__Supplied information__
______________________________

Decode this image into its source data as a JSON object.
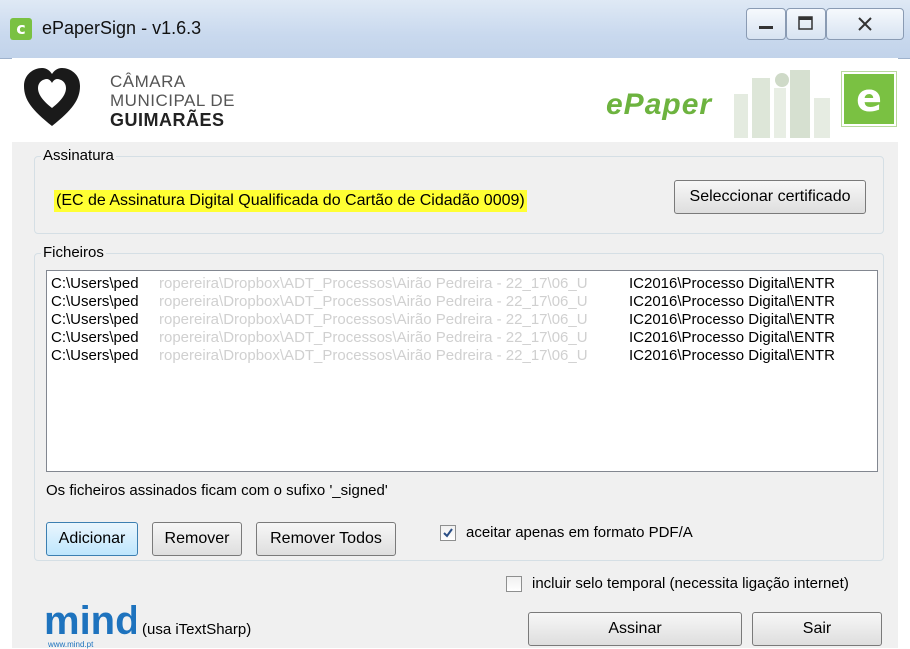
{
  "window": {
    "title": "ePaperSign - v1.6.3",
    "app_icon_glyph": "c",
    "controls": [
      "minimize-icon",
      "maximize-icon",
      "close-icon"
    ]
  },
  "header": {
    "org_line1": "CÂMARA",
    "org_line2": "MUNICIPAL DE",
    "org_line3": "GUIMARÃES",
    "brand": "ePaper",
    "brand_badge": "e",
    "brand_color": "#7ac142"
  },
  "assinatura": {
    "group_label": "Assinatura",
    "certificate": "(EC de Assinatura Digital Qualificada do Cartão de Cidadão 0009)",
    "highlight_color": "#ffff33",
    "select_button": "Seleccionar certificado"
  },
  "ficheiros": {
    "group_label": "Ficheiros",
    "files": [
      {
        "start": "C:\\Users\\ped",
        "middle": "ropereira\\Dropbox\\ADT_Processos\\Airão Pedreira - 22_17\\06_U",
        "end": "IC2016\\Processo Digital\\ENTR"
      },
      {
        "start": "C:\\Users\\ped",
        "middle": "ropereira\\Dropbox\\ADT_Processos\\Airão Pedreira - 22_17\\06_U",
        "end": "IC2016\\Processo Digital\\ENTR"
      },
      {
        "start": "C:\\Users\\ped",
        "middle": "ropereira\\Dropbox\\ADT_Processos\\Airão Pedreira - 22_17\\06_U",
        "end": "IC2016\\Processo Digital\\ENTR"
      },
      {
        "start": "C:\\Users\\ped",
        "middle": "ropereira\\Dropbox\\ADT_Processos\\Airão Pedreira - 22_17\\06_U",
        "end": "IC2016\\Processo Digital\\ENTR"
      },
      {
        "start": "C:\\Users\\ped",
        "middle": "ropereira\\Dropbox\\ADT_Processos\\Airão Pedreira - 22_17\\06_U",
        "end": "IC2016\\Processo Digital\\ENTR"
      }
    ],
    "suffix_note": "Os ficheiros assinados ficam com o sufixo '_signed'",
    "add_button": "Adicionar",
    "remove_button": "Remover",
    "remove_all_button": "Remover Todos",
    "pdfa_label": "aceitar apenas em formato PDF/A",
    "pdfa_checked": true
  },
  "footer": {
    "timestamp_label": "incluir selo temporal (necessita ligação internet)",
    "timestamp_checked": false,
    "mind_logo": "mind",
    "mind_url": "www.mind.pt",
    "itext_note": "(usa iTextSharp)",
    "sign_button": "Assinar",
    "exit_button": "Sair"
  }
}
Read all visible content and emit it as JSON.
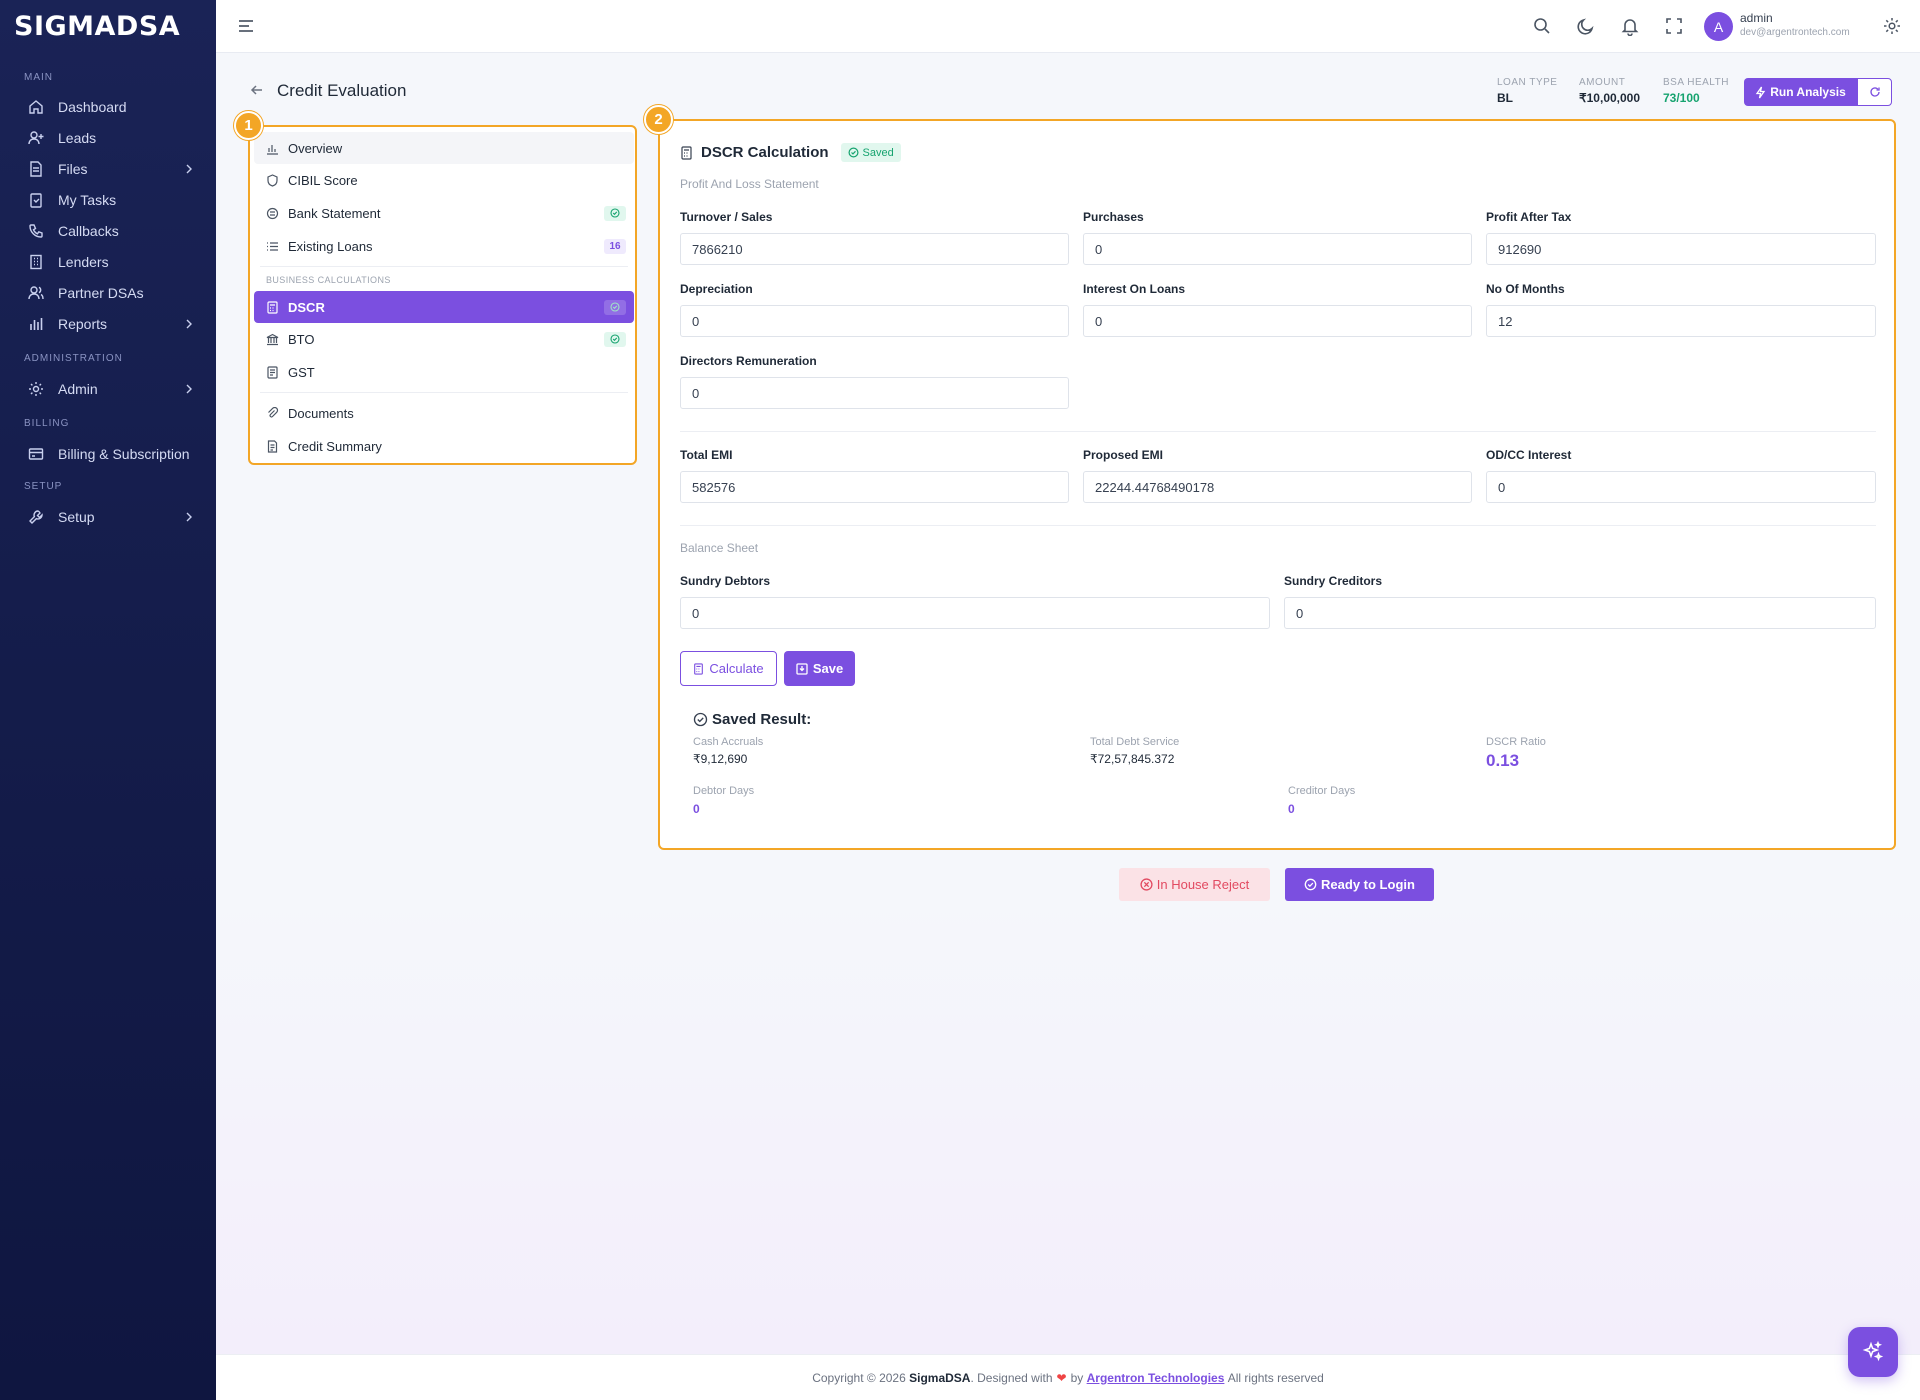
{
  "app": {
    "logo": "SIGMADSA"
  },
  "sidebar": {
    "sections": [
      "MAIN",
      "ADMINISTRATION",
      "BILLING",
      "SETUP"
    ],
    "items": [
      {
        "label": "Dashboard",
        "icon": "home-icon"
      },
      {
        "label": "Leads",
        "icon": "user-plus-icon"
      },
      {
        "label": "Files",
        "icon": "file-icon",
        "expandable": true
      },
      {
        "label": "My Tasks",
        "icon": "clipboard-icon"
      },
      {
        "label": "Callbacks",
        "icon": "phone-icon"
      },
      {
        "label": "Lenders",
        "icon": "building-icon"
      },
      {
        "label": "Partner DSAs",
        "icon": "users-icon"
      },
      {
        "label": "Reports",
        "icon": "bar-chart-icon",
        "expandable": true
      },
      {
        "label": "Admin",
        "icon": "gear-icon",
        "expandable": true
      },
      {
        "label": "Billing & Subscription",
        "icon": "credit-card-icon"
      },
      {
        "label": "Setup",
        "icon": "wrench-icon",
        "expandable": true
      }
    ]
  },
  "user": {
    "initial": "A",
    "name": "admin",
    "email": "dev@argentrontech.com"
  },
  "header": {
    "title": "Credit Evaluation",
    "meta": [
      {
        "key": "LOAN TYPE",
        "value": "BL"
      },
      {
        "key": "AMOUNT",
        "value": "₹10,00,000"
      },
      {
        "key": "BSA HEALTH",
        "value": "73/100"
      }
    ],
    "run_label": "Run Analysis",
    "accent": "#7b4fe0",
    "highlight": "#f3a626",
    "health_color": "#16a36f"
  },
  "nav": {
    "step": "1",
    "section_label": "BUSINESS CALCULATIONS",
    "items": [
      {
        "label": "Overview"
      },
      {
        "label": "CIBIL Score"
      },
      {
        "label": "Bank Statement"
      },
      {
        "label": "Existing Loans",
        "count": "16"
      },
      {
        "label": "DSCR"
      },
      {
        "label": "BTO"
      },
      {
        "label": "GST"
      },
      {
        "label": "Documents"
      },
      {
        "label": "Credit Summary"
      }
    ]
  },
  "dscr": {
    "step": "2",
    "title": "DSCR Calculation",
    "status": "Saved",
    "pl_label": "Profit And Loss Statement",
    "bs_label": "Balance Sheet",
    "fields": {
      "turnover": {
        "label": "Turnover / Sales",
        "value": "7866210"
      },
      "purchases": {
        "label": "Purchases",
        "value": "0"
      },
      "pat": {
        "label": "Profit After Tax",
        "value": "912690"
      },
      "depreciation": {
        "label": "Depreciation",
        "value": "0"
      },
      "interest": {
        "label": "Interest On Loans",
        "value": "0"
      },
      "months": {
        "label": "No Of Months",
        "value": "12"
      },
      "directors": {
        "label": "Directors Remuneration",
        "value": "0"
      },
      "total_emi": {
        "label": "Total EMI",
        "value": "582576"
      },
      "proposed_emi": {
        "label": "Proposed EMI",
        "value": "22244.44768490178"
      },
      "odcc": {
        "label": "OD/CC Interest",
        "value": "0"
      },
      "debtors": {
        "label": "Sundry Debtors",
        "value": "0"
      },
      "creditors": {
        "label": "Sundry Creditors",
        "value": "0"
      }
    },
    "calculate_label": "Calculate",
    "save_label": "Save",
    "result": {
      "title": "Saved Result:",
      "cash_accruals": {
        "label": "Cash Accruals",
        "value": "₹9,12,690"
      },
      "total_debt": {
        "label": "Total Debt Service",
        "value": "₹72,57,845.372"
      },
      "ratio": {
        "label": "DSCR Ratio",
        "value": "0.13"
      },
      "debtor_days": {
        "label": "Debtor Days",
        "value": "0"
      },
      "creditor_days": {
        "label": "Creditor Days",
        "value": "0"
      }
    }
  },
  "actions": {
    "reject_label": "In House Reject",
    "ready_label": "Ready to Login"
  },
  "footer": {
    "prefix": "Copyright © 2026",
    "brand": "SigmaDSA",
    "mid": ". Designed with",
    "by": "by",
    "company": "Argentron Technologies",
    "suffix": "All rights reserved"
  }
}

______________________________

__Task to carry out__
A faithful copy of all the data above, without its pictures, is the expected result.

__Completed task__
Decode this image into its source data as a JSON object.
{
  "window": {
    "title": "ePaperSign - v1.6.3",
    "app_icon_glyph": "c",
    "controls": [
      "minimize-icon",
      "maximize-icon",
      "close-icon"
    ]
  },
  "header": {
    "org_line1": "CÂMARA",
    "org_line2": "MUNICIPAL DE",
    "org_line3": "GUIMARÃES",
    "brand": "ePaper",
    "brand_badge": "e",
    "brand_color": "#7ac142"
  },
  "assinatura": {
    "group_label": "Assinatura",
    "certificate": "(EC de Assinatura Digital Qualificada do Cartão de Cidadão 0009)",
    "highlight_color": "#ffff33",
    "select_button": "Seleccionar certificado"
  },
  "ficheiros": {
    "group_label": "Ficheiros",
    "files": [
      {
        "start": "C:\\Users\\ped",
        "middle": "ropereira\\Dropbox\\ADT_Processos\\Airão Pedreira - 22_17\\06_U",
        "end": "IC2016\\Processo Digital\\ENTR"
      },
      {
        "start": "C:\\Users\\ped",
        "middle": "ropereira\\Dropbox\\ADT_Processos\\Airão Pedreira - 22_17\\06_U",
        "end": "IC2016\\Processo Digital\\ENTR"
      },
      {
        "start": "C:\\Users\\ped",
        "middle": "ropereira\\Dropbox\\ADT_Processos\\Airão Pedreira - 22_17\\06_U",
        "end": "IC2016\\Processo Digital\\ENTR"
      },
      {
        "start": "C:\\Users\\ped",
        "middle": "ropereira\\Dropbox\\ADT_Processos\\Airão Pedreira - 22_17\\06_U",
        "end": "IC2016\\Processo Digital\\ENTR"
      },
      {
        "start": "C:\\Users\\ped",
        "middle": "ropereira\\Dropbox\\ADT_Processos\\Airão Pedreira - 22_17\\06_U",
        "end": "IC2016\\Processo Digital\\ENTR"
      }
    ],
    "suffix_note": "Os ficheiros assinados ficam com o sufixo '_signed'",
    "add_button": "Adicionar",
    "remove_button": "Remover",
    "remove_all_button": "Remover Todos",
    "pdfa_label": "aceitar apenas em formato PDF/A",
    "pdfa_checked": true
  },
  "footer": {
    "timestamp_label": "incluir selo temporal (necessita ligação internet)",
    "timestamp_checked": false,
    "mind_logo": "mind",
    "mind_url": "www.mind.pt",
    "itext_note": "(usa iTextSharp)",
    "sign_button": "Assinar",
    "exit_button": "Sair"
  }
}
Read all visible content and emit it as JSON.
{
  "app": {
    "logo": "SIGMADSA"
  },
  "sidebar": {
    "sections": [
      "MAIN",
      "ADMINISTRATION",
      "BILLING",
      "SETUP"
    ],
    "items": [
      {
        "label": "Dashboard",
        "icon": "home-icon"
      },
      {
        "label": "Leads",
        "icon": "user-plus-icon"
      },
      {
        "label": "Files",
        "icon": "file-icon",
        "expandable": true
      },
      {
        "label": "My Tasks",
        "icon": "clipboard-icon"
      },
      {
        "label": "Callbacks",
        "icon": "phone-icon"
      },
      {
        "label": "Lenders",
        "icon": "building-icon"
      },
      {
        "label": "Partner DSAs",
        "icon": "users-icon"
      },
      {
        "label": "Reports",
        "icon": "bar-chart-icon",
        "expandable": true
      },
      {
        "label": "Admin",
        "icon": "gear-icon",
        "expandable": true
      },
      {
        "label": "Billing & Subscription",
        "icon": "credit-card-icon"
      },
      {
        "label": "Setup",
        "icon": "wrench-icon",
        "expandable": true
      }
    ]
  },
  "user": {
    "initial": "A",
    "name": "admin",
    "email": "dev@argentrontech.com"
  },
  "header": {
    "title": "Credit Evaluation",
    "meta": [
      {
        "key": "LOAN TYPE",
        "value": "BL"
      },
      {
        "key": "AMOUNT",
        "value": "₹10,00,000"
      },
      {
        "key": "BSA HEALTH",
        "value": "73/100"
      }
    ],
    "run_label": "Run Analysis",
    "accent": "#7b4fe0",
    "highlight": "#f3a626",
    "health_color": "#16a36f"
  },
  "nav": {
    "step": "1",
    "section_label": "BUSINESS CALCULATIONS",
    "items": [
      {
        "label": "Overview"
      },
      {
        "label": "CIBIL Score"
      },
      {
        "label": "Bank Statement"
      },
      {
        "label": "Existing Loans",
        "count": "16"
      },
      {
        "label": "DSCR"
      },
      {
        "label": "BTO"
      },
      {
        "label": "GST"
      },
      {
        "label": "Documents"
      },
      {
        "label": "Credit Summary"
      }
    ]
  },
  "dscr": {
    "step": "2",
    "title": "DSCR Calculation",
    "status": "Saved",
    "pl_label": "Profit And Loss Statement",
    "bs_label": "Balance Sheet",
    "fields": {
      "turnover": {
        "label": "Turnover / Sales",
        "value": "7866210"
      },
      "purchases": {
        "label": "Purchases",
        "value": "0"
      },
      "pat": {
        "label": "Profit After Tax",
        "value": "912690"
      },
      "depreciation": {
        "label": "Depreciation",
        "value": "0"
      },
      "interest": {
        "label": "Interest On Loans",
        "value": "0"
      },
      "months": {
        "label": "No Of Months",
        "value": "12"
      },
      "directors": {
        "label": "Directors Remuneration",
        "value": "0"
      },
      "total_emi": {
        "label": "Total EMI",
        "value": "582576"
      },
      "proposed_emi": {
        "label": "Proposed EMI",
        "value": "22244.44768490178"
      },
      "odcc": {
        "label": "OD/CC Interest",
        "value": "0"
      },
      "debtors": {
        "label": "Sundry Debtors",
        "value": "0"
      },
      "creditors": {
        "label": "Sundry Creditors",
        "value": "0"
      }
    },
    "calculate_label": "Calculate",
    "save_label": "Save",
    "result": {
      "title": "Saved Result:",
      "cash_accruals": {
        "label": "Cash Accruals",
        "value": "₹9,12,690"
      },
      "total_debt": {
        "label": "Total Debt Service",
        "value": "₹72,57,845.372"
      },
      "ratio": {
        "label": "DSCR Ratio",
        "value": "0.13"
      },
      "debtor_days": {
        "label": "Debtor Days",
        "value": "0"
      },
      "creditor_days": {
        "label": "Creditor Days",
        "value": "0"
      }
    }
  },
  "actions": {
    "reject_label": "In House Reject",
    "ready_label": "Ready to Login"
  },
  "footer": {
    "prefix": "Copyright © 2026",
    "brand": "SigmaDSA",
    "mid": ". Designed with",
    "by": "by",
    "company": "Argentron Technologies",
    "suffix": "All rights reserved"
  }
}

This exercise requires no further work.